The market analysis found that larger customers pay less than smaller customers on average — $9.60 per ton as compared to $13.20 per ton — and often have more leverage. They’re also more likely to have longer term contracts.
When interviewed about a potential zoning system, some customers expressed concerns about what it would mean to have fewer options and whether they could use the same hauler for locations in multiple neighborhoods. One cost impact scenario in the study also found that the costs of requirements around labor, diversion rates and equipment could potentially be passed on to customers.
Overall the study found that customers were positive about the potential environmental and labor benefits. Though it did include one interesting sidenote: "...representatives of larger customers, with a more sophisticated grasp of public policy, did raise queries as to whether environmental goals could be achieved through alternate policy choices, such as mandatory recycling and composting programs, or stricter fuel emissions standards for commercial carting trucks."
This argument is a favorite of many in the carting industry and is sure to come up again.
The next five years?
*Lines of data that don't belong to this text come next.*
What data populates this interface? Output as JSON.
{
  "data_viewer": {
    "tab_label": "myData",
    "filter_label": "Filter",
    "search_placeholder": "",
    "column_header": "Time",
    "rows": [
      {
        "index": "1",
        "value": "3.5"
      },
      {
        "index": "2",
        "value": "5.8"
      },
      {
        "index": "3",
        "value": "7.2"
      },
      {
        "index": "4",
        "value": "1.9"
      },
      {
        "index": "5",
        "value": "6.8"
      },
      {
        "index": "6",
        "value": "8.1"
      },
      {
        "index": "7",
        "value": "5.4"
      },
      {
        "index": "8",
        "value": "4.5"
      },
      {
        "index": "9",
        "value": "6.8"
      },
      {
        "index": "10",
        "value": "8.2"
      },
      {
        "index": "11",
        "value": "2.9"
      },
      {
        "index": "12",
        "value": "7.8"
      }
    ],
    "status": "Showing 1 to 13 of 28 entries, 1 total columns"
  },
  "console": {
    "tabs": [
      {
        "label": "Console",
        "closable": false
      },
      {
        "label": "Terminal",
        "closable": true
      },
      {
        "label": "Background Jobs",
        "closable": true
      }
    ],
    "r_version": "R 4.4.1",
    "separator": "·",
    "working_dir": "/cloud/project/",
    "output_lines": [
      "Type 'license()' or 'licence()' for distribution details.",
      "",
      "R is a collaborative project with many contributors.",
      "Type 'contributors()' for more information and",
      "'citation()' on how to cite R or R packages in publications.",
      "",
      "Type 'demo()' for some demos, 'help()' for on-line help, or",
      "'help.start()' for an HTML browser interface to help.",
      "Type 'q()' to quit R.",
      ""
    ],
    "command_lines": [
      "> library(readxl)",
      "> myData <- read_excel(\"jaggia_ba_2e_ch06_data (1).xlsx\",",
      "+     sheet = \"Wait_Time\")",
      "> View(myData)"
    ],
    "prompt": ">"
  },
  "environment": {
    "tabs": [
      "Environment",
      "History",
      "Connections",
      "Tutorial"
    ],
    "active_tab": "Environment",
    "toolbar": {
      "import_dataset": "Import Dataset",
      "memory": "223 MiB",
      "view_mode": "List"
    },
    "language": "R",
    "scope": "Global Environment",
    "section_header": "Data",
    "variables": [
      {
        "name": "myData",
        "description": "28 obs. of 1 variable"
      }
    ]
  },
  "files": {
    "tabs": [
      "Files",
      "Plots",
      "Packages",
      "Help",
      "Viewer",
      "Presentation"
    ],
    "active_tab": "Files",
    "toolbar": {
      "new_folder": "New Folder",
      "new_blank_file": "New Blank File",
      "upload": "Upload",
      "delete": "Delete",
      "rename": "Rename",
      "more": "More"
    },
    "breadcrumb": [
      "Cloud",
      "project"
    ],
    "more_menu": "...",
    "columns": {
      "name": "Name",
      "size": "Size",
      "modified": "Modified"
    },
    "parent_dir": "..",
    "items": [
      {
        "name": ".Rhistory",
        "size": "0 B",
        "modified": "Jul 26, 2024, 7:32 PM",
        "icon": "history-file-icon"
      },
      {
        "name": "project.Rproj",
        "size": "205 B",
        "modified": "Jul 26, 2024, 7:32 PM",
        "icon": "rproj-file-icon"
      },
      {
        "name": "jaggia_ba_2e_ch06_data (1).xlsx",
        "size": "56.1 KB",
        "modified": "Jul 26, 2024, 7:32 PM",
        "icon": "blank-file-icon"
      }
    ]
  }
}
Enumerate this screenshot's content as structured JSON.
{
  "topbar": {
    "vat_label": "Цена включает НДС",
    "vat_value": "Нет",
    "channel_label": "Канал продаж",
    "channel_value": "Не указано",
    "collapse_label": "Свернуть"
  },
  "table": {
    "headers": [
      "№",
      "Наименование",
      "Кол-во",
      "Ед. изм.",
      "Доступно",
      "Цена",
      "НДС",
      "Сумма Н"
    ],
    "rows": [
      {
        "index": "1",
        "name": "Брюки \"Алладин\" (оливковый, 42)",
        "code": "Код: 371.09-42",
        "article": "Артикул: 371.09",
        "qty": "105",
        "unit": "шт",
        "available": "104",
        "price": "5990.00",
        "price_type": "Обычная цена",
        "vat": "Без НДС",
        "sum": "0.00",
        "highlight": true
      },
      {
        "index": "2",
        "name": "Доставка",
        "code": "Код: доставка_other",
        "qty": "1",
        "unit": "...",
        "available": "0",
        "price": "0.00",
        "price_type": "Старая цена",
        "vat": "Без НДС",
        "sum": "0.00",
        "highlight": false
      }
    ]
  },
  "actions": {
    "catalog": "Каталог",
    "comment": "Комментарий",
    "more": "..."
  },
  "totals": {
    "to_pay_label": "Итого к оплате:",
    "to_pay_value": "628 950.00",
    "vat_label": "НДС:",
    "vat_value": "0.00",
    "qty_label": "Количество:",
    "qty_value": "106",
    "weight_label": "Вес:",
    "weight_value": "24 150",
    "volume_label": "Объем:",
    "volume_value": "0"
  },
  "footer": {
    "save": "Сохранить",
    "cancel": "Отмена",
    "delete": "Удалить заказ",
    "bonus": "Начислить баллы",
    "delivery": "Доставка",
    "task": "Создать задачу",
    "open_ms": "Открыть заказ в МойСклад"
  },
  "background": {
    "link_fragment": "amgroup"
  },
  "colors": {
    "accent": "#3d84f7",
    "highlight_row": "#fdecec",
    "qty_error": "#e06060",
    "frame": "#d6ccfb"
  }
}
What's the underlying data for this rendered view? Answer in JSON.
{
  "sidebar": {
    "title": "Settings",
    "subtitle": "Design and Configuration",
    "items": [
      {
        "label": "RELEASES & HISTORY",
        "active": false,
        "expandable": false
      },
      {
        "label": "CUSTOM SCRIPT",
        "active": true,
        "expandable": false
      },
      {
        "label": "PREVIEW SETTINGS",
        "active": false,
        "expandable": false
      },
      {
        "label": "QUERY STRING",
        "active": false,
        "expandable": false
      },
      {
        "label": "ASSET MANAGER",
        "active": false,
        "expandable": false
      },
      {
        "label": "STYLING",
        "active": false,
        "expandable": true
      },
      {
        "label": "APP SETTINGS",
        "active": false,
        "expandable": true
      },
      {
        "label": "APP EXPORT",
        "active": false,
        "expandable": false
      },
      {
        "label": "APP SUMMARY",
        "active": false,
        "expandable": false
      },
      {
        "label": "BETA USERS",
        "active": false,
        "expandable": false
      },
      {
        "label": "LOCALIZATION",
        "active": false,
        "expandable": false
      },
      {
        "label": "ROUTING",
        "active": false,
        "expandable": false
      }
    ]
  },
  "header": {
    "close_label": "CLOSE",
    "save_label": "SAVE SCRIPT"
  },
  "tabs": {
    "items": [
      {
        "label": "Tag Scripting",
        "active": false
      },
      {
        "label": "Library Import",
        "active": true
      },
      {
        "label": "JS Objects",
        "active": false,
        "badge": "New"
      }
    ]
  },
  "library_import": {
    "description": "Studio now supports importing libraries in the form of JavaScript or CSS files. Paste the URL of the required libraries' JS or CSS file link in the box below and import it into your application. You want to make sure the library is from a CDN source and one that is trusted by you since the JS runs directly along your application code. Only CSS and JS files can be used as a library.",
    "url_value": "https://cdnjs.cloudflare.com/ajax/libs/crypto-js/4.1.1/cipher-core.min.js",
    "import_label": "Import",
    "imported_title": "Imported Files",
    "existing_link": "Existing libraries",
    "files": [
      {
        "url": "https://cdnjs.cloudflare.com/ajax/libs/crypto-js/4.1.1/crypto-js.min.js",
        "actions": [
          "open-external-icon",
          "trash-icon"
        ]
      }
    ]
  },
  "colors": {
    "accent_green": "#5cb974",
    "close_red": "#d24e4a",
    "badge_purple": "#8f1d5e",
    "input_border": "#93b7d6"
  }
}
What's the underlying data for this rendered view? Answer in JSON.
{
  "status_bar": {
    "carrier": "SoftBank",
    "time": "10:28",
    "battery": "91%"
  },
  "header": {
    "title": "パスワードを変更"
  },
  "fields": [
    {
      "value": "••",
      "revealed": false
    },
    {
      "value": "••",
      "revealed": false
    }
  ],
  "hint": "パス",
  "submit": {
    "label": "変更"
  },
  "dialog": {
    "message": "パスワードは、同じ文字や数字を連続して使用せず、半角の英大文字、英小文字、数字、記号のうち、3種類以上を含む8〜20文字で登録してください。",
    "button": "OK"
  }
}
The preliminary timeline set by DSNY includes two years of planning, followed by legislation and an implementation period. In total this could take at least five years. When asked for specific next steps in the planning process, DSNY had no comment.
Long-term solid waste policy is understandably complicated and takes time. For example, New York is still working toward fully implementing its 2006 Solid Waste Management Plan. On an organizational level it’s unclear whether DSNY will assume responsibility for this zone collection system or BIC’s role and size will be expanded.
On the political front, some players could change next year as Mayor Bill de Blasio is up for reelection and a number of City Council members are term-limited. Some industry representatives have signaled intentions to push back on the plan and some have already begun. Large national companies may also begin looking into the possibility of bidding on a zone.
New York’s commercial waste world moves fast, but a change of this scale is going to take plenty of time.